[Stored items]
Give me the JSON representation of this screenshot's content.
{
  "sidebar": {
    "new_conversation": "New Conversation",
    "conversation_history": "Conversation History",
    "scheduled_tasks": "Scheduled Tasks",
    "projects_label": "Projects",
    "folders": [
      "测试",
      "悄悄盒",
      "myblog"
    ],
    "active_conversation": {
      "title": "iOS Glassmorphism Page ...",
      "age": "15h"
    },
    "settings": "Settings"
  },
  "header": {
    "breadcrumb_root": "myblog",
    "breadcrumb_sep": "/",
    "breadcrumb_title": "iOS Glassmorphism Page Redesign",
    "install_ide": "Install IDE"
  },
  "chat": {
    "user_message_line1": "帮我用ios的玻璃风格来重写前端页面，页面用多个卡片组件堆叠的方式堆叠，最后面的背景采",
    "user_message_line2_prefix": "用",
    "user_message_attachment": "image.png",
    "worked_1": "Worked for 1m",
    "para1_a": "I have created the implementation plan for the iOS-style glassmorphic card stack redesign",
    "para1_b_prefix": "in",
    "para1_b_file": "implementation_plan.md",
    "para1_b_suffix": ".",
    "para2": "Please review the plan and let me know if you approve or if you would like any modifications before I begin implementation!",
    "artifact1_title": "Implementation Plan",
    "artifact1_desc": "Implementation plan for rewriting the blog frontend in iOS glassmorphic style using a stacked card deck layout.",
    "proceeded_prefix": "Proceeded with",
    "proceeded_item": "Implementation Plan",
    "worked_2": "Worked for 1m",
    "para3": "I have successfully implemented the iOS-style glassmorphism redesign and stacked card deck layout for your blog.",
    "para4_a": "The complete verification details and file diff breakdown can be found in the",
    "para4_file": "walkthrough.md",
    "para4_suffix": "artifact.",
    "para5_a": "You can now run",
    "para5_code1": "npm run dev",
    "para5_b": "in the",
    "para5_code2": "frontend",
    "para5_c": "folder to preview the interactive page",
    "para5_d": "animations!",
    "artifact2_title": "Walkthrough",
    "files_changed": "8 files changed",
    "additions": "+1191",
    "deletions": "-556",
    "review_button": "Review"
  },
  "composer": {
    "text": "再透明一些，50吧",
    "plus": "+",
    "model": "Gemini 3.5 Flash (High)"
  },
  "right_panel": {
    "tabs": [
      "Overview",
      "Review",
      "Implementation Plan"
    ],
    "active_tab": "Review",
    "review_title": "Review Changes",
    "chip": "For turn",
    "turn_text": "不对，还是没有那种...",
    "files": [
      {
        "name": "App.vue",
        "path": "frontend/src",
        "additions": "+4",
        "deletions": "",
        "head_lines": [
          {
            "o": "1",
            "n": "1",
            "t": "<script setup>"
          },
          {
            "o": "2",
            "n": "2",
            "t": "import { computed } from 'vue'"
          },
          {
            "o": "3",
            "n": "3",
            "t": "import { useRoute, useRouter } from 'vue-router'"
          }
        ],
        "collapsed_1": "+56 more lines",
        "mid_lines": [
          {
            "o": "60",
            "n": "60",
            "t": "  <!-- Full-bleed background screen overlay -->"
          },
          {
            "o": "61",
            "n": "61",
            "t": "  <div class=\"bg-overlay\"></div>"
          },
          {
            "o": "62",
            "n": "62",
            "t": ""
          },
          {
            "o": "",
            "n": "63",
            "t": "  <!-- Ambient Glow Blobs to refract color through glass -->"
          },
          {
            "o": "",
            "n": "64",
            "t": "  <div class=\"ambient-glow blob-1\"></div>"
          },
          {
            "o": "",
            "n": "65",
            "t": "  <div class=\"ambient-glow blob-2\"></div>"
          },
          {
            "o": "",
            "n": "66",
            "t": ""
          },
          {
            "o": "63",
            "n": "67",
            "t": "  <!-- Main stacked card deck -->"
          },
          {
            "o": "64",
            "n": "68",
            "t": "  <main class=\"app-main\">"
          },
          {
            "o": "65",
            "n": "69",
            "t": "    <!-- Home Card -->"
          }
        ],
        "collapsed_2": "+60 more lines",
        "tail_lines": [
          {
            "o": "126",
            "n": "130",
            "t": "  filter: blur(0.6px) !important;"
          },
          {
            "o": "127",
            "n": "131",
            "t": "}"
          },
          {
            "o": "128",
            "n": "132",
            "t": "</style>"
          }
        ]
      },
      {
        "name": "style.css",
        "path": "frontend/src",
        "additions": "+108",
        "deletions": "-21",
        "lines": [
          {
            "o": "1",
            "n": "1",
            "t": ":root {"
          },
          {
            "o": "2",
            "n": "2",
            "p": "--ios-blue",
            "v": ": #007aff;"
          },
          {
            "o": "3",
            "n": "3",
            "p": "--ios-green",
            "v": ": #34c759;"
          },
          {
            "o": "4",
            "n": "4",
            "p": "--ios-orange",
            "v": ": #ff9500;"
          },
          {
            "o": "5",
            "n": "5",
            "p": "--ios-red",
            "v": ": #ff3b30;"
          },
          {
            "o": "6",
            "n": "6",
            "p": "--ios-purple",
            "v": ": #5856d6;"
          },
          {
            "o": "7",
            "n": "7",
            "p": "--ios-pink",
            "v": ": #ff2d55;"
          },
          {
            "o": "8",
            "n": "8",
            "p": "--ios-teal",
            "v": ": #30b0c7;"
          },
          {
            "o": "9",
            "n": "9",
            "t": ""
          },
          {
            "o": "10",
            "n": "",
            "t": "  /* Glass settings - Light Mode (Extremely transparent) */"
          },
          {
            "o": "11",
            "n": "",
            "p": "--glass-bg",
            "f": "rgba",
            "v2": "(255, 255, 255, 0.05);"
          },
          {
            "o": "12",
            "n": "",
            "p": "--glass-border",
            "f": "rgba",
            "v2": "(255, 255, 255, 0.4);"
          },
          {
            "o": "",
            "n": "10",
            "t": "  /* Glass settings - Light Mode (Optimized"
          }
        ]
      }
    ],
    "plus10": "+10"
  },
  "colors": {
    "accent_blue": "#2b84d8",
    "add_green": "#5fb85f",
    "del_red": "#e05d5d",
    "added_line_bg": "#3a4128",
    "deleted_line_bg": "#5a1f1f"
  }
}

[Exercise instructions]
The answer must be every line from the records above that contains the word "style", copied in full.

[Exercise answer]
    "para1_a": "I have created the implementation plan for the iOS-style glassmorphic card stack redesign",
    "artifact1_desc": "Implementation plan for rewriting the blog frontend in iOS glassmorphic style using a stacked card deck layout.",
    "para3": "I have successfully implemented the iOS-style glassmorphism redesign and stacked card deck layout for your blog.",
            "t": "</style>"
        "name": "style.css",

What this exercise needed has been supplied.